The 14th Feb 2012 edition of Microsoft’s software security update brought nine security bulletins that collectively address 21 software vulnerabilities, however the update didn’t run as smoothly as planned.
Two of Microsoft’s anti-virus programs, Microsoft Security Essentials and its business-market sibling Microsoft Forefront, mistakenly flagged Google.com as malicious, leaving millions of customers unable to get to the world’s most visited website
Google.com was marked as containing the Blackhole exploit kit, a virus that enables cyber criminals and hackers to build their own botnet targeting windows users.
Not longer after Microsoft flagged Google as malicious, users from the U.S, Middle East, Australia, New Zealand and Denmark began flooding various forums complaining of not having access to Google’s search engine.
One user said:
I am having the same issue, but with google.com. Every time I do a search, MSE flags a file (search .htm, google_com.htm, etc) in my temp internet directory as Blacole.BW. And only since today’s (2/14) updates (I can’t say it’s the definition update for sure, as there were also other Windows security updates released today).
It didn’t take long for Microsoft’s Technet forums to be flooded with messages from annoyed Windows users, forcing the software giant to take note of the problem. Microsoft is said to have fixed the issue within four hours by releasing fresh patch updates.
Microsoft issued as statement on the issue via SecurityNewsDaily:
On February 14, 2012, an incorrect detection for Exploit:JS/Blacole.BW was released. We provided an update to addresses the issue (signature versions 1.119.1988.0 and higher) on the same day. We apologize for the confusion this may have caused our customers.
Surprisingly, this is not the first time Microsoft has flagged Google as malicious.
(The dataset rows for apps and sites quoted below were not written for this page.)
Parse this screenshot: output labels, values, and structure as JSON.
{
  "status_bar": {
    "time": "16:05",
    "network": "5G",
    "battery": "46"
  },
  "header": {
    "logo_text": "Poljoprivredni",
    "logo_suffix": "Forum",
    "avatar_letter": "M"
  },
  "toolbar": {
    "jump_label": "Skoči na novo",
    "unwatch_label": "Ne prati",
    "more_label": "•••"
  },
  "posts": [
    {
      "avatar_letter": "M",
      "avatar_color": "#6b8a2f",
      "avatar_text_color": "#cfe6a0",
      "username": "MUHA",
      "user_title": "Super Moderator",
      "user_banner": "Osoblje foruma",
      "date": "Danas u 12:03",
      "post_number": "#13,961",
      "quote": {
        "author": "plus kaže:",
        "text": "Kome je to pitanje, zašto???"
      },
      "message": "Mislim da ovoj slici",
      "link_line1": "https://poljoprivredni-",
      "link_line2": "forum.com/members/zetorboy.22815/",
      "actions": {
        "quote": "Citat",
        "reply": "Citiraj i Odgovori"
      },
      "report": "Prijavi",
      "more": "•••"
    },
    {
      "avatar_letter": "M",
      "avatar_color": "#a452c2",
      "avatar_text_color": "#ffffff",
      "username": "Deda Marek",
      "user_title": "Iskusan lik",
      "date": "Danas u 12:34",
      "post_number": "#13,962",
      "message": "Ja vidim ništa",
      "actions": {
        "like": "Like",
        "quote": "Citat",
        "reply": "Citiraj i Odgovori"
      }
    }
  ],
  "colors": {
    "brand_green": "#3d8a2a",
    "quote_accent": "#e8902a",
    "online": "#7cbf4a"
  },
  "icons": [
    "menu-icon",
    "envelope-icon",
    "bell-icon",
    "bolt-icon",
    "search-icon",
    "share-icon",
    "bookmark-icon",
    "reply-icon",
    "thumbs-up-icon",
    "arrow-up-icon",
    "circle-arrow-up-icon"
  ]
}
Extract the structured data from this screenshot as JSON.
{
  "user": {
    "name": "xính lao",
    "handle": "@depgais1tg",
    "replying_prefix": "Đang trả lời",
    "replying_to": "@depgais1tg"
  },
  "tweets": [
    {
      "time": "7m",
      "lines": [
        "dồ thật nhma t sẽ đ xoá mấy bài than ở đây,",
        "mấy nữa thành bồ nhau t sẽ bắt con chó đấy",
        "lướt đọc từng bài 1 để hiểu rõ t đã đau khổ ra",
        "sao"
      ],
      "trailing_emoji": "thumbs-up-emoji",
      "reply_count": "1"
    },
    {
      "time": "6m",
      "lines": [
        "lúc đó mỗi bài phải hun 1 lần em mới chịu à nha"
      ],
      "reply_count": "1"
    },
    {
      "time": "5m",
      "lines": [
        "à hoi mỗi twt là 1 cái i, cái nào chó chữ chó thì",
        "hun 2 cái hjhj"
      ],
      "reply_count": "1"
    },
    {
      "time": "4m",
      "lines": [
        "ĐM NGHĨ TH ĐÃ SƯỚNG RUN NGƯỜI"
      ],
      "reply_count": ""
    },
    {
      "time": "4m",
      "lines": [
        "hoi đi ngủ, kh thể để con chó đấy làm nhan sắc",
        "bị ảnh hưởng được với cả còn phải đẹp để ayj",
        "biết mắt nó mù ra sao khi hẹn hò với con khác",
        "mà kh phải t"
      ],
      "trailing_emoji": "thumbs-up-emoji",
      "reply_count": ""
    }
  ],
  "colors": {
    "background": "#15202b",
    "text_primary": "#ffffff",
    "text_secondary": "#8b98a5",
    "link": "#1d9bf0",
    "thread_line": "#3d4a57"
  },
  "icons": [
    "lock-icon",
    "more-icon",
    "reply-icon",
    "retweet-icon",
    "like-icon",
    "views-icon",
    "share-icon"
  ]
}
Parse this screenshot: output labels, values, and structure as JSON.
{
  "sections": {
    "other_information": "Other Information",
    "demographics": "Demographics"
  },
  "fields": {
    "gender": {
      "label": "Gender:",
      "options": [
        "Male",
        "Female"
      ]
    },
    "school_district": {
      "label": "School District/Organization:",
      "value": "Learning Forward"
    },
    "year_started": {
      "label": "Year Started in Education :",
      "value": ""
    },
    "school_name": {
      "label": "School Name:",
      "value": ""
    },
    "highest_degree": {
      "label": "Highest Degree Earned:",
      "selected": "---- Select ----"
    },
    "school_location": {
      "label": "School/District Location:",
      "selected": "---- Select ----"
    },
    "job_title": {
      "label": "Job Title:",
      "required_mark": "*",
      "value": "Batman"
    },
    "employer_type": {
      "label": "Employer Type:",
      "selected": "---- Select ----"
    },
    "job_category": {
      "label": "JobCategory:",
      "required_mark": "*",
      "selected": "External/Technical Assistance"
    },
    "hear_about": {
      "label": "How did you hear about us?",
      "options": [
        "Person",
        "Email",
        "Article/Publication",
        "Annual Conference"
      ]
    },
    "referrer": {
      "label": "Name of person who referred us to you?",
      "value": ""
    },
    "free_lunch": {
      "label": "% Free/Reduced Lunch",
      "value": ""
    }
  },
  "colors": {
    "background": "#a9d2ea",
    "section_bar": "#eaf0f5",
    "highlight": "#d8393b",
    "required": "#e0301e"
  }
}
Barely six months ago in September 2011, Microsoft not only marked Google’s Chrome browser, but also, automatically removed it from about 3,000 Windows machines.
I bet Google isn’t too happy with it’s main competitor at the moment.